Deus cracks the style code for a Sportster cafe racer. Plus a custom Ducati Paul Smart owned by the principal of a WSBK team, and a flotilla of jaw-dropping scale models from Thailand. Ducati Paul Smart Special Did you know that the principal of the Althea Honda WSBK team, Genesio Bevilacqua, has a private collection of rare and exotic race machines? We've just stumbled upon it, and we're blown away. The collection's stacked with ultra-desirable bikes from Honda, Suzuki, Yamaha, Bimota and more. But right now, we're crushing hard on Genesio's Ducati Paul Smart Special. From what we've read, it's
Renchlist: Your source for modern-classic, neo-retro motorcycles, customs, classic bikes & vintage-inspired moto gear - news and reviews.
Amsterdam-based sculptor Ram Katzir captures still life when he’s at work, but when he’s on two wheels, he likes to travel very fast indeed. His current ride is this ballistic Triumph Speed Twin, which he designed with the help of German bike builder and racer Chris Raisch. This is second time that Ram has worked with Chris: the first was upgrading the engine on a smart Street Twin built by Motokouture in Belgium. We’re fans of Triumph’s even sportier Speed Twin, because it matches classic looks and rider-friendly ergonomics to thoroughly modern performance. It’s no slouch when it leaves the

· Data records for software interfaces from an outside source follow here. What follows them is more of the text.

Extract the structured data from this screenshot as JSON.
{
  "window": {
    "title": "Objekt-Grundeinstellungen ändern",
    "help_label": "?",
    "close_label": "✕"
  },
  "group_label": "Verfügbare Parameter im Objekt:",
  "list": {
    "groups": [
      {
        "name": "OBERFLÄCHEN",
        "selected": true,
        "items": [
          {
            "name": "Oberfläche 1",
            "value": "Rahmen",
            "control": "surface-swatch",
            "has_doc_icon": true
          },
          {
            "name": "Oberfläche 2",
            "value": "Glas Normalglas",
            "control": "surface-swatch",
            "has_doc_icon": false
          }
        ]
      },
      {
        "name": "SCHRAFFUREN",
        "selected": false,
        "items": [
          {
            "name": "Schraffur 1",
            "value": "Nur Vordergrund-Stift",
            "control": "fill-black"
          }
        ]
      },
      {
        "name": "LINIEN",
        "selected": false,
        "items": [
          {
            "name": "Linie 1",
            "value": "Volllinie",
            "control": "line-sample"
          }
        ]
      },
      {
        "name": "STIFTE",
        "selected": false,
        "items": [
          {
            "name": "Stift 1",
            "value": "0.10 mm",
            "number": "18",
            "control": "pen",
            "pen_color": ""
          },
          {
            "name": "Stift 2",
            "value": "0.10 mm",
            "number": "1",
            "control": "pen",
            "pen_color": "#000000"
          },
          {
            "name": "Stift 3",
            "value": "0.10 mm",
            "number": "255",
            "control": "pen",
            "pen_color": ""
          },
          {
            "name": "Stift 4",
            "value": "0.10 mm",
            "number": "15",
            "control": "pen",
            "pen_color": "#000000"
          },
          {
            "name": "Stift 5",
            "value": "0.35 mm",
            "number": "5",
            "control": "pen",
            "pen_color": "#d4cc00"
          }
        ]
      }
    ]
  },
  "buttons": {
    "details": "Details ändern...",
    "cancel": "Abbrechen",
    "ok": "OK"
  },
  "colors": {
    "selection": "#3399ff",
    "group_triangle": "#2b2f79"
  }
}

Ironwood Custom Motorcycles get frequent requests for their signature R-Series BMW bobbers. But when a regular client rolled in with a unique donor, shop boss Arjan van den Boom knew he had to up the ante. The bike in question was a 1982 BMW R100—but with a very special motor. It was packing a full Krauser upgrade, complete with four-valve heads, Nikasil barrels and an electronic ignition. The client was a BMW and Porsche fanatic with very discerning taste. So whatever the Dutch shop built would need to be special. Arjan and co. answered with a sharp, low-slung bobber that
Business seems good for Dutch builders Ironwood Motorcycles. Last week it was their sweet restomod Honda that garnered a great
The K100 was developed during a time when BMW felt the need to create a modern, liquid-cooled machine that could compete with the inline fours coming out of Japan. The design concept was unique in motorcycling: an inline four mounted on its side in the frame, with the head protruding from the